#### TASK TO CARRY OUT
Every entry below is to be retyped exactly as it stands.

#### DATA FOR ANALYSIS
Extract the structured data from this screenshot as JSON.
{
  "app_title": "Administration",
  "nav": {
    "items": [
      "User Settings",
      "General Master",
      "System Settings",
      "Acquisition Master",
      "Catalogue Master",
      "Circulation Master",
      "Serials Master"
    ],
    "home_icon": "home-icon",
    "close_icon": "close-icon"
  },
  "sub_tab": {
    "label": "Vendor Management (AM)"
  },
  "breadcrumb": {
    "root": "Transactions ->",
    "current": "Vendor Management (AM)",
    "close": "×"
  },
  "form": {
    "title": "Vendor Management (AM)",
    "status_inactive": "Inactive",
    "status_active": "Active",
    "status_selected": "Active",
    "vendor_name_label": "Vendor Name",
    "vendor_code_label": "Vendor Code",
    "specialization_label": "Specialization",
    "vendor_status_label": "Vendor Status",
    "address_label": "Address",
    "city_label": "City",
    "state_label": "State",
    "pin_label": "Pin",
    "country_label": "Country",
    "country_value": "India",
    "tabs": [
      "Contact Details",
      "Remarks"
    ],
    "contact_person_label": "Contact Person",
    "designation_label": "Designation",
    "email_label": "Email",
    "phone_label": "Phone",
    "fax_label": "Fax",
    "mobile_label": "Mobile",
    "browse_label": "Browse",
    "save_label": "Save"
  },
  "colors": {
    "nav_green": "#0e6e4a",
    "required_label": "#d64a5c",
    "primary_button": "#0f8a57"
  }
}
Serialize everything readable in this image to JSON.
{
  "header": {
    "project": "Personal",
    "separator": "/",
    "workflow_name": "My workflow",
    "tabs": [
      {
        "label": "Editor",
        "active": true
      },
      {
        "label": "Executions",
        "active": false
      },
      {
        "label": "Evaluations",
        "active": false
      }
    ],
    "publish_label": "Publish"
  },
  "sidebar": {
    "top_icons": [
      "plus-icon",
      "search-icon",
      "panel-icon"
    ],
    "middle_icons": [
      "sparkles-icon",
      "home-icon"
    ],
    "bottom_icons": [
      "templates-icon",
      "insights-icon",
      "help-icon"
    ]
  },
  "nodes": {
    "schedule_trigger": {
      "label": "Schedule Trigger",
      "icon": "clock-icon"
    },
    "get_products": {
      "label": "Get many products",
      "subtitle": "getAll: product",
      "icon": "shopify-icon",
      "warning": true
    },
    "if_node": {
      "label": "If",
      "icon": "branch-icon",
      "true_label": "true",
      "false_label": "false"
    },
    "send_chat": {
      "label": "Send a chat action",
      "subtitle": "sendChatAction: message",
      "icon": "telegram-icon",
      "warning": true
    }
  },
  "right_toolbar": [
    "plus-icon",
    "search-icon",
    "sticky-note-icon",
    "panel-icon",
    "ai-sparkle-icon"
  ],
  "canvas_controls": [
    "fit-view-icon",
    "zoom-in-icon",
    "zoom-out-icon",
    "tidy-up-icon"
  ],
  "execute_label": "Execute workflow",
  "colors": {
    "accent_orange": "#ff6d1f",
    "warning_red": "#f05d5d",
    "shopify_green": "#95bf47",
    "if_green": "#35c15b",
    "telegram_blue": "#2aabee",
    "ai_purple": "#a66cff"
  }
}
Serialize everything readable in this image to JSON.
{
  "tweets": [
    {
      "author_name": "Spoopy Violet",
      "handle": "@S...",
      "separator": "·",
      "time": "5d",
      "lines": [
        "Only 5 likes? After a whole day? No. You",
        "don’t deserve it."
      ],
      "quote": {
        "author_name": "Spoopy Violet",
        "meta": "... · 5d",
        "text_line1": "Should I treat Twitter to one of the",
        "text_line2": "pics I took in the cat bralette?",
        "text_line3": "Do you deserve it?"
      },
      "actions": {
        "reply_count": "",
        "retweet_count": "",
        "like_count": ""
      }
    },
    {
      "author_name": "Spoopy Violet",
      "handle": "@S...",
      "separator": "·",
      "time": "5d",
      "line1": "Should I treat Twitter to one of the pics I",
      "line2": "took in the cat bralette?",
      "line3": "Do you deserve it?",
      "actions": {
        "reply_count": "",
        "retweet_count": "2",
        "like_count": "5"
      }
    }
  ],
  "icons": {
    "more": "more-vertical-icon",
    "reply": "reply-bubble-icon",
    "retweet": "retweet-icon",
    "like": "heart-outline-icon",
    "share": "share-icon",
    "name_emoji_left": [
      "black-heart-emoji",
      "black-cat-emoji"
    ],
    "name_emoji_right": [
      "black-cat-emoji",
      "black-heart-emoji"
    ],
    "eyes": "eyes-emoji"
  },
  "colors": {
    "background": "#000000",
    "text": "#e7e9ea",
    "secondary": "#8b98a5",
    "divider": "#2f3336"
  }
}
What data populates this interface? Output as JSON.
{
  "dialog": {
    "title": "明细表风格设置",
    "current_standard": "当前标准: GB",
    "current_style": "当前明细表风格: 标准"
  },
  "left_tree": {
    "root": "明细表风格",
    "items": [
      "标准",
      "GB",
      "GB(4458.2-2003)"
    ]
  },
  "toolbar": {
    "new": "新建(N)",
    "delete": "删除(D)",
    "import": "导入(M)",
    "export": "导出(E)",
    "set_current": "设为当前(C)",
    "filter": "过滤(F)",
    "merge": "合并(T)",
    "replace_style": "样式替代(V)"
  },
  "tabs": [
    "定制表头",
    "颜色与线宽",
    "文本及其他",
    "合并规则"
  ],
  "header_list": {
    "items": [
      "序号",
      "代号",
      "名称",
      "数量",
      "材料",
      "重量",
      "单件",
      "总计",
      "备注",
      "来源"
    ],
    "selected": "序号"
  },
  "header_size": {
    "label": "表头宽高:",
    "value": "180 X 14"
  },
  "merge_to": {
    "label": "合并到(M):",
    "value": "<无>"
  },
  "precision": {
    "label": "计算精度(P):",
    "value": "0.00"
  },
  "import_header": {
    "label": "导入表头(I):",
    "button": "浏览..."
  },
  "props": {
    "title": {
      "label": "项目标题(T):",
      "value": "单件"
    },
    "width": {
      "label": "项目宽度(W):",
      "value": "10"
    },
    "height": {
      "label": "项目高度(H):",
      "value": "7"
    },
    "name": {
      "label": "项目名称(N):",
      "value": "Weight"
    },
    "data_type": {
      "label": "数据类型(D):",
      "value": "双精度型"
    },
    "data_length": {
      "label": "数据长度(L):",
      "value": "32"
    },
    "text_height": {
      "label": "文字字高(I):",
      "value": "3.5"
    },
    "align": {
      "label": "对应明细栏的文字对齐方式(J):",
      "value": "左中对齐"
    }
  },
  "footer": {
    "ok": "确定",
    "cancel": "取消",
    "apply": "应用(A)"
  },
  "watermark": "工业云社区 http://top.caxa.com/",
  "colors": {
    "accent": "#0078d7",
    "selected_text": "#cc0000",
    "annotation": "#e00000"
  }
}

#### RESPONSE TO THIS TASK
Extract the structured data from this screenshot as JSON.
{
  "app_title": "Administration",
  "nav": {
    "items": [
      "User Settings",
      "General Master",
      "System Settings",
      "Acquisition Master",
      "Catalogue Master",
      "Circulation Master",
      "Serials Master"
    ],
    "home_icon": "home-icon",
    "close_icon": "close-icon"
  },
  "sub_tab": {
    "label": "Vendor Management (AM)"
  },
  "breadcrumb": {
    "root": "Transactions ->",
    "current": "Vendor Management (AM)",
    "close": "×"
  },
  "form": {
    "title": "Vendor Management (AM)",
    "status_inactive": "Inactive",
    "status_active": "Active",
    "status_selected": "Active",
    "vendor_name_label": "Vendor Name",
    "vendor_code_label": "Vendor Code",
    "specialization_label": "Specialization",
    "vendor_status_label": "Vendor Status",
    "address_label": "Address",
    "city_label": "City",
    "state_label": "State",
    "pin_label": "Pin",
    "country_label": "Country",
    "country_value": "India",
    "tabs": [
      "Contact Details",
      "Remarks"
    ],
    "contact_person_label": "Contact Person",
    "designation_label": "Designation",
    "email_label": "Email",
    "phone_label": "Phone",
    "fax_label": "Fax",
    "mobile_label": "Mobile",
    "browse_label": "Browse",
    "save_label": "Save"
  },
  "colors": {
    "nav_green": "#0e6e4a",
    "required_label": "#d64a5c",
    "primary_button": "#0f8a57"
  }
}
Serialize everything readable in this image to JSON.
{
  "header": {
    "project": "Personal",
    "separator": "/",
    "workflow_name": "My workflow",
    "tabs": [
      {
        "label": "Editor",
        "active": true
      },
      {
        "label": "Executions",
        "active": false
      },
      {
        "label": "Evaluations",
        "active": false
      }
    ],
    "publish_label": "Publish"
  },
  "sidebar": {
    "top_icons": [
      "plus-icon",
      "search-icon",
      "panel-icon"
    ],
    "middle_icons": [
      "sparkles-icon",
      "home-icon"
    ],
    "bottom_icons": [
      "templates-icon",
      "insights-icon",
      "help-icon"
    ]
  },
  "nodes": {
    "schedule_trigger": {
      "label": "Schedule Trigger",
      "icon": "clock-icon"
    },
    "get_products": {
      "label": "Get many products",
      "subtitle": "getAll: product",
      "icon": "shopify-icon",
      "warning": true
    },
    "if_node": {
      "label": "If",
      "icon": "branch-icon",
      "true_label": "true",
      "false_label": "false"
    },
    "send_chat": {
      "label": "Send a chat action",
      "subtitle": "sendChatAction: message",
      "icon": "telegram-icon",
      "warning": true
    }
  },
  "right_toolbar": [
    "plus-icon",
    "search-icon",
    "sticky-note-icon",
    "panel-icon",
    "ai-sparkle-icon"
  ],
  "canvas_controls": [
    "fit-view-icon",
    "zoom-in-icon",
    "zoom-out-icon",
    "tidy-up-icon"
  ],
  "execute_label": "Execute workflow",
  "colors": {
    "accent_orange": "#ff6d1f",
    "warning_red": "#f05d5d",
    "shopify_green": "#95bf47",
    "if_green": "#35c15b",
    "telegram_blue": "#2aabee",
    "ai_purple": "#a66cff"
  }
}
Serialize everything readable in this image to JSON.
{
  "tweets": [
    {
      "author_name": "Spoopy Violet",
      "handle": "@S...",
      "separator": "·",
      "time": "5d",
      "lines": [
        "Only 5 likes? After a whole day? No. You",
        "don’t deserve it."
      ],
      "quote": {
        "author_name": "Spoopy Violet",
        "meta": "... · 5d",
        "text_line1": "Should I treat Twitter to one of the",
        "text_line2": "pics I took in the cat bralette?",
        "text_line3": "Do you deserve it?"
      },
      "actions": {
        "reply_count": "",
        "retweet_count": "",
        "like_count": ""
      }
    },
    {
      "author_name": "Spoopy Violet",
      "handle": "@S...",
      "separator": "·",
      "time": "5d",
      "line1": "Should I treat Twitter to one of the pics I",
      "line2": "took in the cat bralette?",
      "line3": "Do you deserve it?",
      "actions": {
        "reply_count": "",
        "retweet_count": "2",
        "like_count": "5"
      }
    }
  ],
  "icons": {
    "more": "more-vertical-icon",
    "reply": "reply-bubble-icon",
    "retweet": "retweet-icon",
    "like": "heart-outline-icon",
    "share": "share-icon",
    "name_emoji_left": [
      "black-heart-emoji",
      "black-cat-emoji"
    ],
    "name_emoji_right": [
      "black-cat-emoji",
      "black-heart-emoji"
    ],
    "eyes": "eyes-emoji"
  },
  "colors": {
    "background": "#000000",
    "text": "#e7e9ea",
    "secondary": "#8b98a5",
    "divider": "#2f3336"
  }
}
What data populates this interface? Output as JSON.
{
  "dialog": {
    "title": "明细表风格设置",
    "current_standard": "当前标准: GB",
    "current_style": "当前明细表风格: 标准"
  },
  "left_tree": {
    "root": "明细表风格",
    "items": [
      "标准",
      "GB",
      "GB(4458.2-2003)"
    ]
  },
  "toolbar": {
    "new": "新建(N)",
    "delete": "删除(D)",
    "import": "导入(M)",
    "export": "导出(E)",
    "set_current": "设为当前(C)",
    "filter": "过滤(F)",
    "merge": "合并(T)",
    "replace_style": "样式替代(V)"
  },
  "tabs": [
    "定制表头",
    "颜色与线宽",
    "文本及其他",
    "合并规则"
  ],
  "header_list": {
    "items": [
      "序号",
      "代号",
      "名称",
      "数量",
      "材料",
      "重量",
      "单件",
      "总计",
      "备注",
      "来源"
    ],
    "selected": "序号"
  },
  "header_size": {
    "label": "表头宽高:",
    "value": "180 X 14"
  },
  "merge_to": {
    "label": "合并到(M):",
    "value": "<无>"
  },
  "precision": {
    "label": "计算精度(P):",
    "value": "0.00"
  },
  "import_header": {
    "label": "导入表头(I):",
    "button": "浏览..."
  },
  "props": {
    "title": {
      "label": "项目标题(T):",
      "value": "单件"
    },
    "width": {
      "label": "项目宽度(W):",
      "value": "10"
    },
    "height": {
      "label": "项目高度(H):",
      "value": "7"
    },
    "name": {
      "label": "项目名称(N):",
      "value": "Weight"
    },
    "data_type": {
      "label": "数据类型(D):",
      "value": "双精度型"
    },
    "data_length": {
      "label": "数据长度(L):",
      "value": "32"
    },
    "text_height": {
      "label": "文字字高(I):",
      "value": "3.5"
    },
    "align": {
      "label": "对应明细栏的文字对齐方式(J):",
      "value": "左中对齐"
    }
  },
  "footer": {
    "ok": "确定",
    "cancel": "取消",
    "apply": "应用(A)"
  },
  "watermark": "工业云社区 http://top.caxa.com/",
  "colors": {
    "accent": "#0078d7",
    "selected_text": "#cc0000",
    "annotation": "#e00000"
  }
}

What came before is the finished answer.